Problem description> Using the listing below, show all lines that hold the word "arrow".

Given data>
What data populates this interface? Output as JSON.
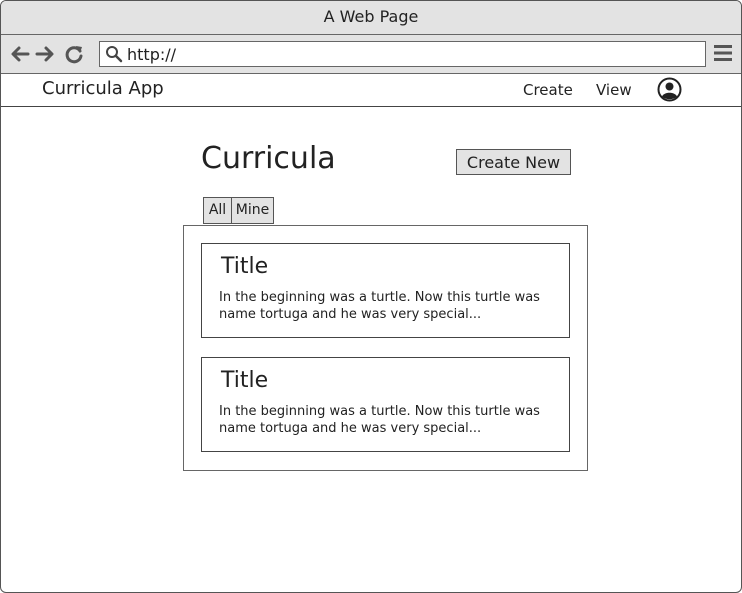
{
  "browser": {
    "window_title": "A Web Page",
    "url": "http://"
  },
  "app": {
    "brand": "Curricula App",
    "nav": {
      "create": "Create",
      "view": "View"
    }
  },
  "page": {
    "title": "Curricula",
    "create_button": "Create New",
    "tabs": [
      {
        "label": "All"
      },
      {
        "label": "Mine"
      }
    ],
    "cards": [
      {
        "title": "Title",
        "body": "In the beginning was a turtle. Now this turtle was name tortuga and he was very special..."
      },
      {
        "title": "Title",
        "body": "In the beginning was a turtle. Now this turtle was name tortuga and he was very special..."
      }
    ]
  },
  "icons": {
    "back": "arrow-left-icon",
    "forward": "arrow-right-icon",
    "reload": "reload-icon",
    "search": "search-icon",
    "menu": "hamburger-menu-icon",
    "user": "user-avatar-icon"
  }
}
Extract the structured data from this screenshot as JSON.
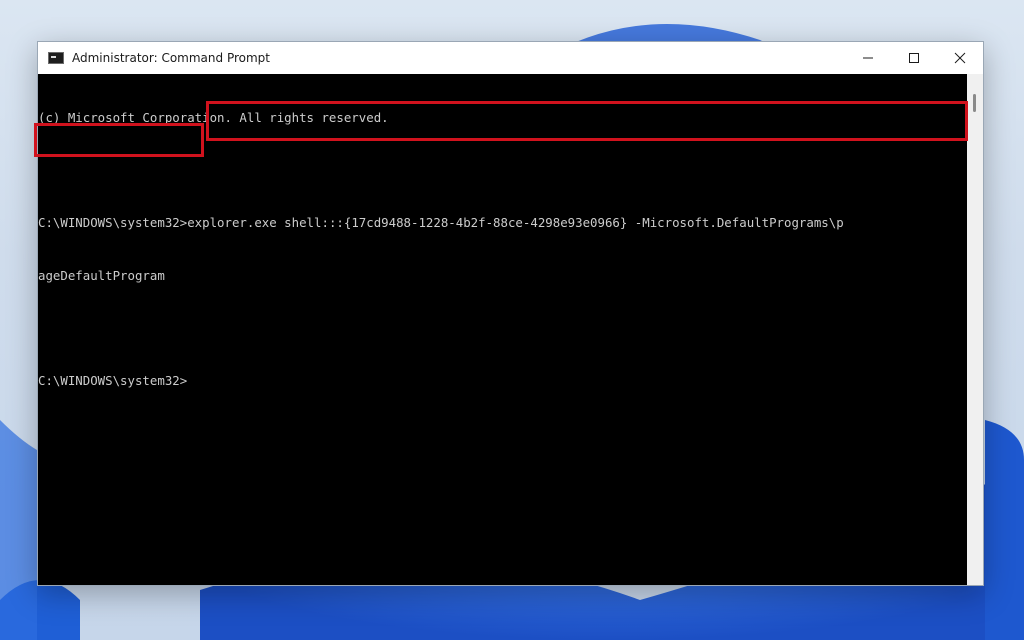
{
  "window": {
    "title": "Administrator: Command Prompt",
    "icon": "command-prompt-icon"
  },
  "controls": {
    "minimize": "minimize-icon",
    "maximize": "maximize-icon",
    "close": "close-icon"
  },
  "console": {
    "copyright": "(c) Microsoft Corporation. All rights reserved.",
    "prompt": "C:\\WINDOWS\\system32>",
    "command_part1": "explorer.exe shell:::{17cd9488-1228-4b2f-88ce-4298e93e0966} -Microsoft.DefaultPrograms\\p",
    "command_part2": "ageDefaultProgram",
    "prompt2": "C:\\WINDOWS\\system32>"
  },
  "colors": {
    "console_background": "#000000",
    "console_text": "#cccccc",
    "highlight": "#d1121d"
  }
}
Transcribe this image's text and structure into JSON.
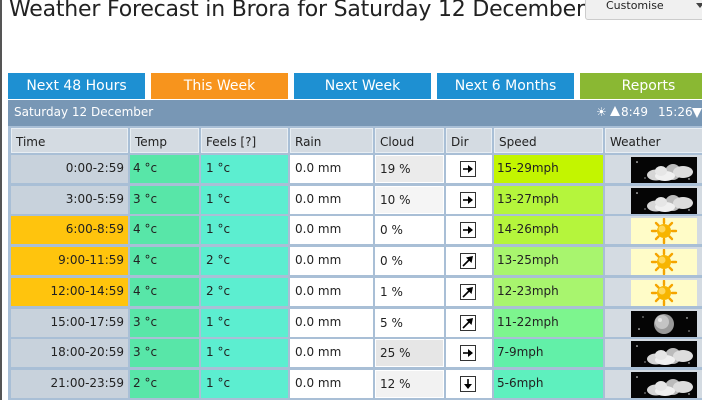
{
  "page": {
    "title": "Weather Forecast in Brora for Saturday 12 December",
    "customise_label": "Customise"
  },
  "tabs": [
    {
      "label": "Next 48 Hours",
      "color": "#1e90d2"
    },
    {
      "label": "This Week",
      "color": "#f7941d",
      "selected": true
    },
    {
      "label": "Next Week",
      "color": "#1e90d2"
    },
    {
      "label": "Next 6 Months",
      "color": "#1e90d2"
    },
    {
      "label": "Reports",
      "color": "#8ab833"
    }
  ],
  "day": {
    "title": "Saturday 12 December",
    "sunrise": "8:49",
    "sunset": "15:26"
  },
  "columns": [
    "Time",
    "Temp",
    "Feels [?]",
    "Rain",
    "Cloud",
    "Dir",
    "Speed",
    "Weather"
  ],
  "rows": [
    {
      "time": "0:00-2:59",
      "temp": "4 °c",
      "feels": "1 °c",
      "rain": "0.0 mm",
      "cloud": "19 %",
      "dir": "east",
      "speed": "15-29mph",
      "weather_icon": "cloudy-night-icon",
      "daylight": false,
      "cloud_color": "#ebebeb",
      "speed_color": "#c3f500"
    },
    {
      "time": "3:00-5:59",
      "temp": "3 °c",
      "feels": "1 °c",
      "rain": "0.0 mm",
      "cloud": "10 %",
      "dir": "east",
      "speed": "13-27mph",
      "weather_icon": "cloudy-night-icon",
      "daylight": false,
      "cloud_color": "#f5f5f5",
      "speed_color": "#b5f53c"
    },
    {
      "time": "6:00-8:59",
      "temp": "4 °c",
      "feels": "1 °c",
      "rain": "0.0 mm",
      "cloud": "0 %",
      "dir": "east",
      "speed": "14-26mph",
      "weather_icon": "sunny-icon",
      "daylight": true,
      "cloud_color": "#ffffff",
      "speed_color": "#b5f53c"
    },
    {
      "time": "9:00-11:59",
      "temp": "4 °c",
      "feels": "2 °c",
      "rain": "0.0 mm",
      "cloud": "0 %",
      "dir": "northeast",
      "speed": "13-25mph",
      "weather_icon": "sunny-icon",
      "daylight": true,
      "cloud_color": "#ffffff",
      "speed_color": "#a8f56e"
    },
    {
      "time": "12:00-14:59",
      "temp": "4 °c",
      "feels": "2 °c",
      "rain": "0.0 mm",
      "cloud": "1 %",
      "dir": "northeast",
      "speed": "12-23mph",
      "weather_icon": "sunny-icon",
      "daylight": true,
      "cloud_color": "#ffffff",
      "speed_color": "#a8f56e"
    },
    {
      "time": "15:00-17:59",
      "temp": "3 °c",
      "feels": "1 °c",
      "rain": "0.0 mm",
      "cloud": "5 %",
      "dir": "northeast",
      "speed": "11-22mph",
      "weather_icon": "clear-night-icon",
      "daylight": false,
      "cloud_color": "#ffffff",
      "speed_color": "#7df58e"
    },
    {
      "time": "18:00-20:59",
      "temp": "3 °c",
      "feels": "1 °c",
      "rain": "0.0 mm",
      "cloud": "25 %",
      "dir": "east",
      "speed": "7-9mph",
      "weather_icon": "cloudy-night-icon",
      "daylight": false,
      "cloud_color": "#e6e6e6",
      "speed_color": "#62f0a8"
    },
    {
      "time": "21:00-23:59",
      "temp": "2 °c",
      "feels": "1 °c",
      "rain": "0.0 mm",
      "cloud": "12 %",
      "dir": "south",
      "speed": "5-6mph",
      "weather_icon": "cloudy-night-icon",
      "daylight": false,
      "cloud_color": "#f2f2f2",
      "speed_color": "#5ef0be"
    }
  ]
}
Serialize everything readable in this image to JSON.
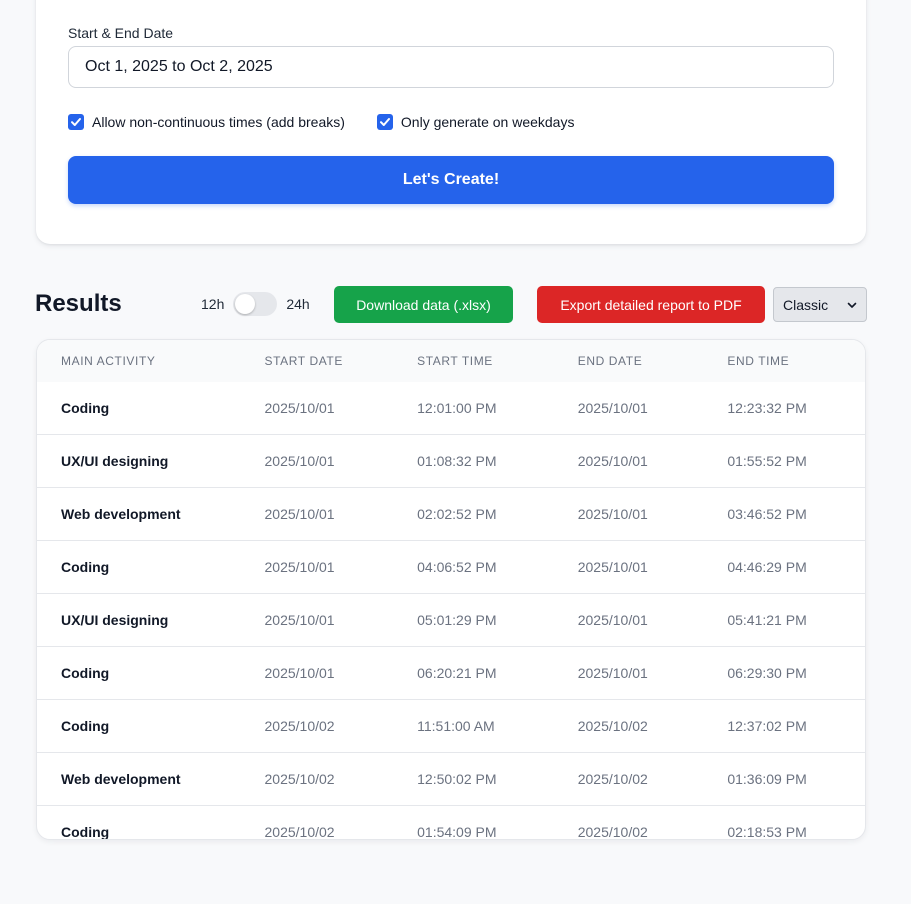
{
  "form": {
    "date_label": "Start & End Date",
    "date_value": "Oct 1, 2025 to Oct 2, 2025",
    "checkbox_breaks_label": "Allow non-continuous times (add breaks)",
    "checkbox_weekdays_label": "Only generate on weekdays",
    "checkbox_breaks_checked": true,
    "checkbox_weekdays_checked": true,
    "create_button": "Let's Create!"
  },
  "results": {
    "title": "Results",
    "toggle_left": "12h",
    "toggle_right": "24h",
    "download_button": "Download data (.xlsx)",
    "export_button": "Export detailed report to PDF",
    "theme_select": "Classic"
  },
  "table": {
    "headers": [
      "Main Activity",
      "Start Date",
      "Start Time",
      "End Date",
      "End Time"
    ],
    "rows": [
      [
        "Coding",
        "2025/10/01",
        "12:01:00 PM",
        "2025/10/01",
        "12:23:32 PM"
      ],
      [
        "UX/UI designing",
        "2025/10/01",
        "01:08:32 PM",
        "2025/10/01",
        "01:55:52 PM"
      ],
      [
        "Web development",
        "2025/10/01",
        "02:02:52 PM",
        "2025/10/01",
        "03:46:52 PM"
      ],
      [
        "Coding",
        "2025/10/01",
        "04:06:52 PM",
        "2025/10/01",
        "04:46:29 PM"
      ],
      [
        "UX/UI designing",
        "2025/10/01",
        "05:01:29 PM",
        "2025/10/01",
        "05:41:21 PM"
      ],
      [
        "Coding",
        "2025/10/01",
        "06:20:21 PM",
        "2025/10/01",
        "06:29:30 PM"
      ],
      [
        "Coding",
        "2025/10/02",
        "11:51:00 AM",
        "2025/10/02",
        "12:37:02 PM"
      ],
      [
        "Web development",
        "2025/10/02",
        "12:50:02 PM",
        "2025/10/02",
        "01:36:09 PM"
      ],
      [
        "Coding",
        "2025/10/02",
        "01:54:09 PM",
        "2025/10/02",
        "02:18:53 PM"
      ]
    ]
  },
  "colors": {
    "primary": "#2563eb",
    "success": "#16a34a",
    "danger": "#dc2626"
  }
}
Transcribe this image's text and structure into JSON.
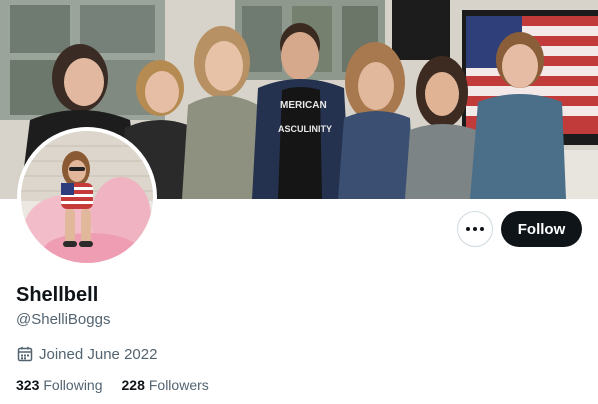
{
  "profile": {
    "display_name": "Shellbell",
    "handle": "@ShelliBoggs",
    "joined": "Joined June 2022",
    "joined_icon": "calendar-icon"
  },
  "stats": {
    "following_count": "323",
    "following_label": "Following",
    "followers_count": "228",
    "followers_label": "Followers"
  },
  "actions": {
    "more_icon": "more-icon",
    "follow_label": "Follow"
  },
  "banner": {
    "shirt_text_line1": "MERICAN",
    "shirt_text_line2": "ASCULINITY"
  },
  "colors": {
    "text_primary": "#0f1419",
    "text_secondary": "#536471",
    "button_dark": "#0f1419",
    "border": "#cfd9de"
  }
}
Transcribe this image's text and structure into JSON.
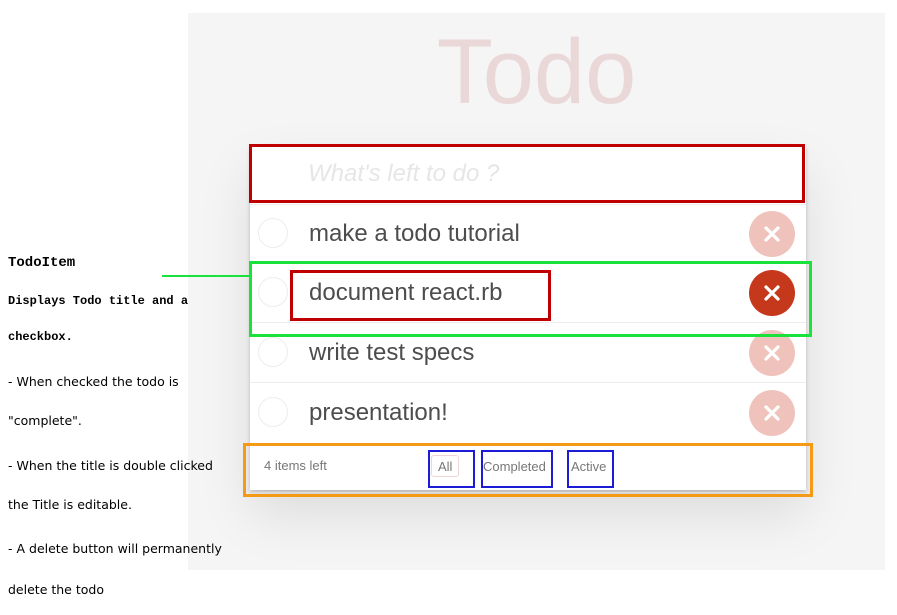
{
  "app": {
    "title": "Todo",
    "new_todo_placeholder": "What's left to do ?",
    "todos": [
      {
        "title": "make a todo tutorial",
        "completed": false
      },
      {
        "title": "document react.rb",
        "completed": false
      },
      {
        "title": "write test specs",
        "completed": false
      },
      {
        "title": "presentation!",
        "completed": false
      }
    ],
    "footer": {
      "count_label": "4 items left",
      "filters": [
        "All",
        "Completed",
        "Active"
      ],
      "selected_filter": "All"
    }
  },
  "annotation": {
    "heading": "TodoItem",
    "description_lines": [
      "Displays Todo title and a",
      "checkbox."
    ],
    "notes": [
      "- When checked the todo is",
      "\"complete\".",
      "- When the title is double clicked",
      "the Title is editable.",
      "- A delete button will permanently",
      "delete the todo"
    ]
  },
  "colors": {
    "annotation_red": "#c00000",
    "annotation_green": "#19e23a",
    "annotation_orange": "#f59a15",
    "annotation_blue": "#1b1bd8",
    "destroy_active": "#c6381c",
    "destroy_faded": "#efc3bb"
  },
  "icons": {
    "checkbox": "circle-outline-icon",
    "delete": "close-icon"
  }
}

Result of the task>
    "back": "arrow-left-icon",
    "forward": "arrow-right-icon",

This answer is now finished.